━━ Records for processing ━━
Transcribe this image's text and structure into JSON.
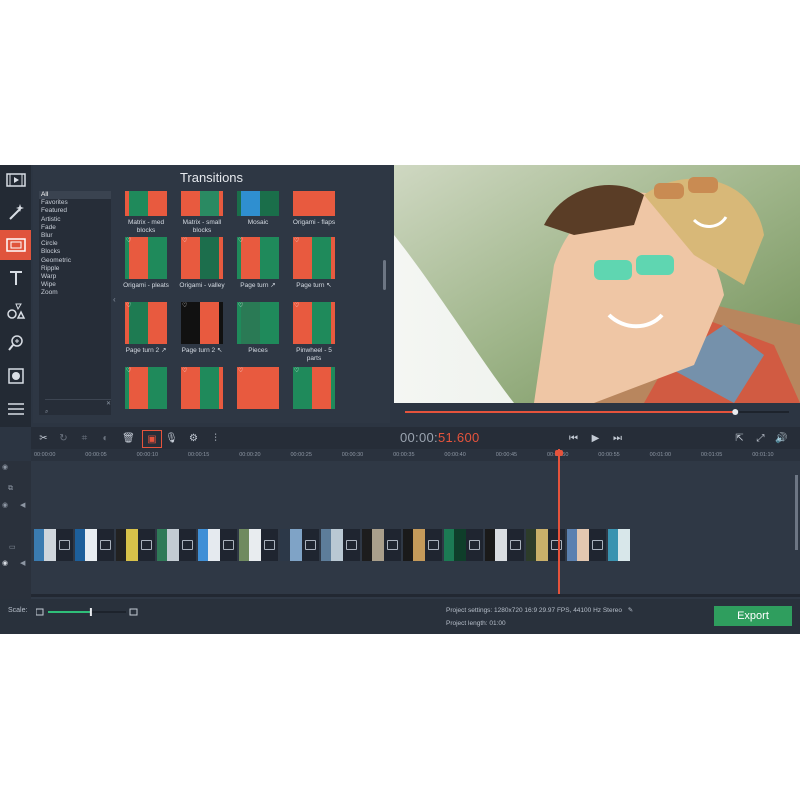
{
  "panel": {
    "title": "Transitions"
  },
  "categories": [
    "All",
    "Favorites",
    "Featured",
    "Artistic",
    "Fade",
    "Blur",
    "Circle",
    "Blocks",
    "Geometric",
    "Ripple",
    "Warp",
    "Wipe",
    "Zoom"
  ],
  "tiles": [
    {
      "label": "Matrix - med blocks",
      "heart": false,
      "colors": [
        "#e85a3f",
        "#1f8a5b"
      ]
    },
    {
      "label": "Matrix - small blocks",
      "heart": false,
      "colors": [
        "#e85a3f",
        "#2a8a62"
      ]
    },
    {
      "label": "Mosaic",
      "heart": false,
      "colors": [
        "#1a6e4a",
        "#2f8fd0"
      ]
    },
    {
      "label": "Origami - flaps",
      "heart": false,
      "colors": [
        "#e85a3f",
        "#e85a3f"
      ]
    },
    {
      "label": "Origami - pleats",
      "heart": true,
      "colors": [
        "#1f8a5b",
        "#e85a3f"
      ]
    },
    {
      "label": "Origami - valley",
      "heart": true,
      "colors": [
        "#e85a3f",
        "#1c6e4c"
      ]
    },
    {
      "label": "Page turn ↗",
      "heart": true,
      "colors": [
        "#1f8a5b",
        "#e85a3f"
      ]
    },
    {
      "label": "Page turn ↖",
      "heart": true,
      "colors": [
        "#e85a3f",
        "#1f8a5b"
      ]
    },
    {
      "label": "Page turn 2 ↗",
      "heart": true,
      "colors": [
        "#e85a3f",
        "#1e7b52"
      ]
    },
    {
      "label": "Page turn 2 ↖",
      "heart": true,
      "colors": [
        "#111111",
        "#e85a3f"
      ]
    },
    {
      "label": "Pieces",
      "heart": true,
      "colors": [
        "#1f8a5b",
        "#2a7a55"
      ]
    },
    {
      "label": "Pinwheel - 5 parts",
      "heart": true,
      "colors": [
        "#e85a3f",
        "#1f8a5b"
      ]
    },
    {
      "label": "",
      "heart": true,
      "colors": [
        "#1f8a5b",
        "#e85a3f"
      ]
    },
    {
      "label": "",
      "heart": true,
      "colors": [
        "#e85a3f",
        "#1f8a5b"
      ]
    },
    {
      "label": "",
      "heart": true,
      "colors": [
        "#e85a3f",
        "#e85a3f"
      ]
    },
    {
      "label": "",
      "heart": true,
      "colors": [
        "#1f8a5b",
        "#e85a3f"
      ]
    }
  ],
  "player": {
    "timecode_dim": "00:00:",
    "timecode_hi": "51.600",
    "progress": 0.86
  },
  "ruler": [
    "00:00:00",
    "00:00:05",
    "00:00:10",
    "00:00:15",
    "00:00:20",
    "00:00:25",
    "00:00:30",
    "00:00:35",
    "00:00:40",
    "00:00:45",
    "00:00:50",
    "00:00:55",
    "00:01:00",
    "00:01:05",
    "00:01:10"
  ],
  "clips": [
    {
      "colors": [
        "#3a7bb0",
        "#cfd6dc"
      ]
    },
    {
      "colors": [
        "#1d5f9a",
        "#e9eef2"
      ]
    },
    {
      "colors": [
        "#222222",
        "#d8c24a"
      ]
    },
    {
      "colors": [
        "#2f7a57",
        "#c3ccd3"
      ]
    },
    {
      "colors": [
        "#3f8fd6",
        "#e5eaef"
      ]
    },
    {
      "colors": [
        "#6f8a5f",
        "#e8ecef"
      ]
    },
    {
      "colors": [
        "#2c3848",
        "#7fa3c6"
      ]
    },
    {
      "colors": [
        "#5d7d9a",
        "#b9c8d3"
      ]
    },
    {
      "colors": [
        "#1d1d1d",
        "#a99f8b"
      ]
    },
    {
      "colors": [
        "#1a1a1a",
        "#c49a5a"
      ]
    },
    {
      "colors": [
        "#1c7a54",
        "#0f3e2a"
      ]
    },
    {
      "colors": [
        "#1a1a1a",
        "#d9dde1"
      ]
    },
    {
      "colors": [
        "#2d3c2a",
        "#c9b06a"
      ]
    },
    {
      "colors": [
        "#5a80b0",
        "#e3c7b0"
      ]
    },
    {
      "colors": [
        "#3a93b0",
        "#d8e7ea"
      ]
    }
  ],
  "footer": {
    "scale_label": "Scale:",
    "scale_value": 0.55,
    "settings": "Project settings:  1280x720 16:9 29.97 FPS, 44100 Hz Stereo",
    "length": "Project length:     01:00",
    "export": "Export"
  }
}
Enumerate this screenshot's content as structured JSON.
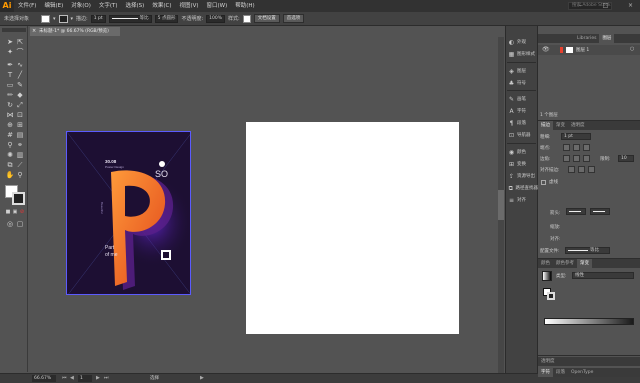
{
  "menubar": {
    "logo": "Ai",
    "items": [
      "文件(F)",
      "编辑(E)",
      "对象(O)",
      "文字(T)",
      "选择(S)",
      "效果(C)",
      "视图(V)",
      "窗口(W)",
      "帮助(H)"
    ],
    "search_placeholder": "搜索 Adobe Stock",
    "window_controls": [
      "–",
      "□",
      "×"
    ]
  },
  "controlbar": {
    "selection_label": "未选择对象",
    "stroke_label": "描边:",
    "stroke_weight": "1 pt",
    "stroke_profile": "等比",
    "brush": "5 点圆形",
    "opacity_label": "不透明度:",
    "opacity_value": "100%",
    "style_label": "样式:",
    "doc_setup_button": "文档设置",
    "preferences_button": "首选项"
  },
  "document_tab": {
    "title": "未标题-1* @ 66.67% (RGB/预览)",
    "close": "×"
  },
  "poster": {
    "date": "30.08",
    "subtitle": "Poster Design",
    "big_text": "SO",
    "vertical_text": "Beautiful",
    "caption_line1": "Part",
    "caption_line2": "of me",
    "colors": {
      "background": "#1d0f33",
      "accent": "#ff6a1a",
      "glow": "#7a2cff"
    }
  },
  "dock": {
    "items": [
      "外观",
      "图形样式",
      "图层",
      "符号",
      "画笔",
      "字符",
      "段落",
      "导航器",
      "颜色",
      "变换",
      "资源导出",
      "路径查找器",
      "对齐"
    ]
  },
  "layers_panel": {
    "tabs": [
      "Libraries",
      "图层"
    ],
    "layer_name": "图层 1",
    "footer": "1 个图层"
  },
  "stroke_panel": {
    "tabs": [
      "描边",
      "渐变",
      "透明度"
    ],
    "weight_label": "粗细:",
    "weight_value": "1 pt",
    "cap_label": "端点:",
    "corner_label": "边角:",
    "limit_label": "限制:",
    "limit_value": "10",
    "align_label": "对齐描边:",
    "dashed_label": "虚线",
    "arrow_label": "箭头:",
    "scale_label": "缩放:",
    "align_arrow_label": "对齐:",
    "profile_label": "配置文件:",
    "profile_value": "等比"
  },
  "gradient_panel": {
    "tabs": [
      "颜色",
      "颜色参考",
      "渐变"
    ],
    "type_label": "类型:",
    "type_value": "线性"
  },
  "bottom_panels": {
    "tabs_a": [
      "透明度"
    ],
    "tabs_b": [
      "字符",
      "段落",
      "OpenType"
    ]
  },
  "statusbar": {
    "zoom": "66.67%",
    "artboard_num": "1",
    "tool_name": "选择"
  }
}
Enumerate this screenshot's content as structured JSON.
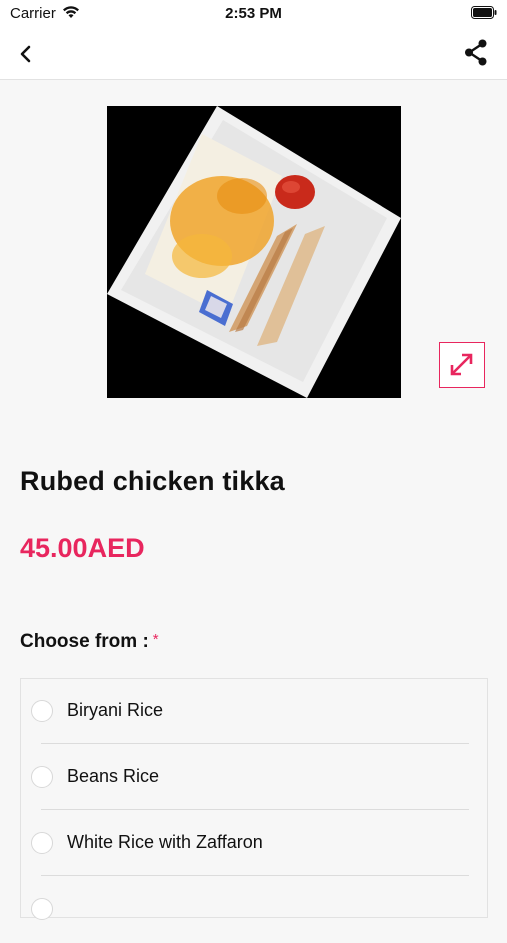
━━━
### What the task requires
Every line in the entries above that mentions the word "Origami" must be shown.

### Task response
      "label": "Origami - flaps",
      "label": "Origami - pleats",
      "label": "Origami - valley",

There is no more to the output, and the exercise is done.